• What needs to be done
Provide a verbatim copy of the data below.
Top of Data to process
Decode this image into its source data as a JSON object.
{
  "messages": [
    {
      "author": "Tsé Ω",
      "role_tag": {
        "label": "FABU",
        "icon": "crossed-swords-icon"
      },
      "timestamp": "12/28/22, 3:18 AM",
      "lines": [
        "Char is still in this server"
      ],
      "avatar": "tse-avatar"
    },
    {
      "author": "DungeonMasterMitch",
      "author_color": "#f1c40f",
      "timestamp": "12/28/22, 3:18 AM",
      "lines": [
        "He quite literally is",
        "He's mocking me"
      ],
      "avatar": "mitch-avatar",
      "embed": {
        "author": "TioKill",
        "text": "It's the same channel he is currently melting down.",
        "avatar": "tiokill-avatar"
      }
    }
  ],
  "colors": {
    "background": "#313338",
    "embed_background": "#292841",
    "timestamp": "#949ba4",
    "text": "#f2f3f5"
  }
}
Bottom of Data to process
• The answer
Decode this image into its source data as a JSON object.
{
  "messages": [
    {
      "author": "Tsé Ω",
      "role_tag": {
        "label": "FABU",
        "icon": "crossed-swords-icon"
      },
      "timestamp": "12/28/22, 3:18 AM",
      "lines": [
        "Char is still in this server"
      ],
      "avatar": "tse-avatar"
    },
    {
      "author": "DungeonMasterMitch",
      "author_color": "#f1c40f",
      "timestamp": "12/28/22, 3:18 AM",
      "lines": [
        "He quite literally is",
        "He's mocking me"
      ],
      "avatar": "mitch-avatar",
      "embed": {
        "author": "TioKill",
        "text": "It's the same channel he is currently melting down.",
        "avatar": "tiokill-avatar"
      }
    }
  ],
  "colors": {
    "background": "#313338",
    "embed_background": "#292841",
    "timestamp": "#949ba4",
    "text": "#f2f3f5"
  }
}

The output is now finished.